● EXERCISE DIRECTIONS: Pick each line containing the word "content" out of the data below.

START MATERIAL SUPPLIED

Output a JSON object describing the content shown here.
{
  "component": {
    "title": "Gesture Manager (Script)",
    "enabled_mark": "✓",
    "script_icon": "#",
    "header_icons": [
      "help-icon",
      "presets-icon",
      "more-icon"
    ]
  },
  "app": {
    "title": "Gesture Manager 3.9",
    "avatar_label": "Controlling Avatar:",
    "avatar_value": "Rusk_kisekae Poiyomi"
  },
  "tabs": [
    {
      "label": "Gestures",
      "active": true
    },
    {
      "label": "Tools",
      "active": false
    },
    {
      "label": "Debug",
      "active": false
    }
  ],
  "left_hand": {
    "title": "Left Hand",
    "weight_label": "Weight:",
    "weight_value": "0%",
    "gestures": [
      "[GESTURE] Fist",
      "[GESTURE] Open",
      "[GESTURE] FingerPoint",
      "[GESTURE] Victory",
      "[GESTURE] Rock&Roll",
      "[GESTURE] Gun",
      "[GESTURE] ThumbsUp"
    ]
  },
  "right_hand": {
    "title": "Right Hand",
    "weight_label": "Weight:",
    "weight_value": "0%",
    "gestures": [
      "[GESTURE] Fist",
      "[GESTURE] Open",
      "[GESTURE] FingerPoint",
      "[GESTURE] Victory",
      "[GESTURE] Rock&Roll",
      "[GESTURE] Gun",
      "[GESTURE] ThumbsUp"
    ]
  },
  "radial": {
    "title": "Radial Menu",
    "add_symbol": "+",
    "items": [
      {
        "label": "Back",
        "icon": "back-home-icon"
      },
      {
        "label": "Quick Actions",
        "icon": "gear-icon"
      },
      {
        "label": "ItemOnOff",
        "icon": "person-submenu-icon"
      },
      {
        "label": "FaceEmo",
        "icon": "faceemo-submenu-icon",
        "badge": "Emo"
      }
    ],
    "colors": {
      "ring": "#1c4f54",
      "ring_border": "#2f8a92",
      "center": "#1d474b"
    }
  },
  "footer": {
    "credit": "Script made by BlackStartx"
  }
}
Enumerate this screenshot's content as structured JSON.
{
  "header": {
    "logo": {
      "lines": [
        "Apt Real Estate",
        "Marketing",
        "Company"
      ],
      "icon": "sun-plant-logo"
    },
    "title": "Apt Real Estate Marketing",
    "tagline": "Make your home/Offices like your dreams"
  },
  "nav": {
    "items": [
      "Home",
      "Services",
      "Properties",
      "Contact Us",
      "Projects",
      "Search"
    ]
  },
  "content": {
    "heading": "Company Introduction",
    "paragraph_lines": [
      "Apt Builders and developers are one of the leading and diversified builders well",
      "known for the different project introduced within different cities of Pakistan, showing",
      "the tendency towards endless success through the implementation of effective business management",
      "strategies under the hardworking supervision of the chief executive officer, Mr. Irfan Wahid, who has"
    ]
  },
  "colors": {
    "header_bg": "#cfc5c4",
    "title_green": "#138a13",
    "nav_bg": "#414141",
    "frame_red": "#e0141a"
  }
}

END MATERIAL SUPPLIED

● RESPONSE:
Output a JSON object describing the content shown here.
Enumerate this screenshot's content as structured JSON.
  "content": {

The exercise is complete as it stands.